In a recent issue of Psychology Today, Stephen Betchen, Ph.D., contributed an article titled “Why Adoptees Need to Find Their Biological Parents.” He states that adult adoptees “just seem to have an internalized nomadic notion that we don’t belong anywhere in particular. Even when we do settle somewhere we often work our asses off to prove our worthiness — just in case anyone gets any ideas about putting us back up for adoption.”
He further points out that many adopted children feel that “they need to embark on a biological search even if they had a positive experience with their adopted parents.”
Betchen, himself an adoptee, hit the nail on the head for this particular “lost daughter.” I had a very positive experience with my adoptive parents, but it’s also true that the urge to have blood relatives, DNA-related family, has always gnawed away in the back of my mind. As an adoptee growing up in the fifties, I longed for blood relatives. There were cousins, aunts and uncles related to my adoptive parents and I saw them at every holiday, but somehow – despite the outward festivities – I never really felt that I belonged.

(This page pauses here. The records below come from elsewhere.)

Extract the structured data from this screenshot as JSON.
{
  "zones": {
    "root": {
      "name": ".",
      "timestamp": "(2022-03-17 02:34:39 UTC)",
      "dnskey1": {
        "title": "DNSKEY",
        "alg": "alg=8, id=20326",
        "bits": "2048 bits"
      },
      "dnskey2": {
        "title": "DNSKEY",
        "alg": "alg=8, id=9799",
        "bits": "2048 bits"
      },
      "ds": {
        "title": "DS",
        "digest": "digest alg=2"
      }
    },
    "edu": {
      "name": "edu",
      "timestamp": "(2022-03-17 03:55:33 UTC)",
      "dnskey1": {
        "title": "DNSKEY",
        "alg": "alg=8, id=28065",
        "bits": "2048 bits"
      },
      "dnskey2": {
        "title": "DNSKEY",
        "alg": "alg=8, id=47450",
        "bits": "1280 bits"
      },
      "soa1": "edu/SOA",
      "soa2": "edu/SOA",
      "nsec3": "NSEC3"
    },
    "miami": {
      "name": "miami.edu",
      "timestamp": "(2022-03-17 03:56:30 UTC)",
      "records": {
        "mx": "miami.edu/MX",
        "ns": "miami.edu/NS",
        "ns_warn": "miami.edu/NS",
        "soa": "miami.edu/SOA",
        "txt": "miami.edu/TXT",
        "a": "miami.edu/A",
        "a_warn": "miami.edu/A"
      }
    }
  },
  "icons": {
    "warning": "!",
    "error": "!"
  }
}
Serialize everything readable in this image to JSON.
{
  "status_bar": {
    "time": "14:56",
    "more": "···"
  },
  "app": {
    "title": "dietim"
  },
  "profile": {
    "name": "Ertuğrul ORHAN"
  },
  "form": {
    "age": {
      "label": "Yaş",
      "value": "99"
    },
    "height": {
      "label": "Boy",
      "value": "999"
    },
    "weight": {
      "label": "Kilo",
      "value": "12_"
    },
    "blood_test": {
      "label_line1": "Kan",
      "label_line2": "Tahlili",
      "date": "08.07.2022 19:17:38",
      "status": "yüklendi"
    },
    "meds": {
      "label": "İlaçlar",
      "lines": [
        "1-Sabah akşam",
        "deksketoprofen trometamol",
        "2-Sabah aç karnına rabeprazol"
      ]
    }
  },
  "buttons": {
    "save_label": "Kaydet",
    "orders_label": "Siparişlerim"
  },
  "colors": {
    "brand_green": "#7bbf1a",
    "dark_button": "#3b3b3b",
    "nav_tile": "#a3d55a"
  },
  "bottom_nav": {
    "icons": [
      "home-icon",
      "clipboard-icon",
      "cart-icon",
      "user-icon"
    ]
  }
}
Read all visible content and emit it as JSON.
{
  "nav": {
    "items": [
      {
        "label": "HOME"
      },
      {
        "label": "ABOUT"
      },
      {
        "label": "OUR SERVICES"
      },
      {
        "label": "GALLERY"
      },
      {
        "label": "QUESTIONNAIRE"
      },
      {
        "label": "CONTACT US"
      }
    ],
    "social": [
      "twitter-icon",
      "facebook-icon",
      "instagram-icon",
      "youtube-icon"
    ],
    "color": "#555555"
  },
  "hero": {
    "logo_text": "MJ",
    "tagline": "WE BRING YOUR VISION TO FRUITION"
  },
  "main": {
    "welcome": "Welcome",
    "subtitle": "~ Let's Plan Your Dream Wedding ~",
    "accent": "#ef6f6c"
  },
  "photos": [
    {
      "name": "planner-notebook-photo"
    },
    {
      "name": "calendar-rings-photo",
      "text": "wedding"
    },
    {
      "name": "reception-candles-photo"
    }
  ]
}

Betty Jean Lifton described the adoptee’s sense of distance aptly when she said that that for every adoptee, there is a ghost: the child that the adoptive parents might have had. For the five-year-old me, there was the shadow of the original parents at those early childhood family gatherings. The ghosts are ignored at great peril. This is what I have learned and have come to acknowledge.
That’s why, when a biologically-related niece recently entered my life, I was overjoyed. Kathy, who’d been sending me Christmas cards, came to my town for a couple days. Finally, we met in person. The daughter of my thrice-married birthfather’s second wife, she is warm, loving and generous. She and her husband took me out to dinner the first night of their visit. The second and last night, they came to my house for banana splits that we had fun assembling. It’s almost embarrassing to admit how thrilled I was to be “Aunt Elaine,” how happy I was to have found another root of my biological family tree.
It is important to cherish relatives who are connected to us by blood lines, who share our DNA and who have the same family roots. As an adoptee with two grown sons and three grandchildren who live too far away to see often, I have felt at times famished for family. My parents, all four of them, have passed away. But now, I have a niece, and she is a treasure.